▸ Try it
Could you find every line in the entries below that holds the word "title" and copy it?

--- Source material Enclosed Below ---

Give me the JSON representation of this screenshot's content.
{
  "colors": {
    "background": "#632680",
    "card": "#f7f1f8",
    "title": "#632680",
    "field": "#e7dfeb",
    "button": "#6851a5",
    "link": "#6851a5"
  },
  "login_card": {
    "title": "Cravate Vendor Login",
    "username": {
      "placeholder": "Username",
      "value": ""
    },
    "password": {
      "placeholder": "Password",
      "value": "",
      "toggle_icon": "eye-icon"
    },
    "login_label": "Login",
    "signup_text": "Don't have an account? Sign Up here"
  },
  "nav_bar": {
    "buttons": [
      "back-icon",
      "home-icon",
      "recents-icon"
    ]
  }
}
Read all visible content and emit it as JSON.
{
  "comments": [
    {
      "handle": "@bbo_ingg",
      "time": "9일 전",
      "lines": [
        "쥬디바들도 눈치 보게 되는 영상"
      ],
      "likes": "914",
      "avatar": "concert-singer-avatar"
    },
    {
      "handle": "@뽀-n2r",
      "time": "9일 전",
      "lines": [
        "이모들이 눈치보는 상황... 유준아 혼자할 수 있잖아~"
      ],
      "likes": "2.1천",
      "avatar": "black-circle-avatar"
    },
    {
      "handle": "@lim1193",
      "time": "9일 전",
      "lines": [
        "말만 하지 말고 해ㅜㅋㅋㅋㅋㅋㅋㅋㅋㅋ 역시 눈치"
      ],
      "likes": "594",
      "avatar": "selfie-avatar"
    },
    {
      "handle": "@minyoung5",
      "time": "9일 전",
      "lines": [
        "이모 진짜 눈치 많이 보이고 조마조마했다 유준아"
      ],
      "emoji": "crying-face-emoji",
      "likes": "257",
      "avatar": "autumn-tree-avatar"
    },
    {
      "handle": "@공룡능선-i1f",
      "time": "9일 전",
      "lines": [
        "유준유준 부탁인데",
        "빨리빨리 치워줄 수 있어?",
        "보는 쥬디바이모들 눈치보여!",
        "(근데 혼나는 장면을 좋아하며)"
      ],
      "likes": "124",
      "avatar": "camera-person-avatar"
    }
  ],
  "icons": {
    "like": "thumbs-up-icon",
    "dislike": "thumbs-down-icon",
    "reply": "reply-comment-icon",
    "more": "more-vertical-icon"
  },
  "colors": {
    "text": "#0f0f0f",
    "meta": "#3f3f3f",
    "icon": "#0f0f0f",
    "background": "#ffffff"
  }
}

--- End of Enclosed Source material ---

▸ Answer to this problem
    "title": "#632680",
    "title": "Cravate Vendor Login",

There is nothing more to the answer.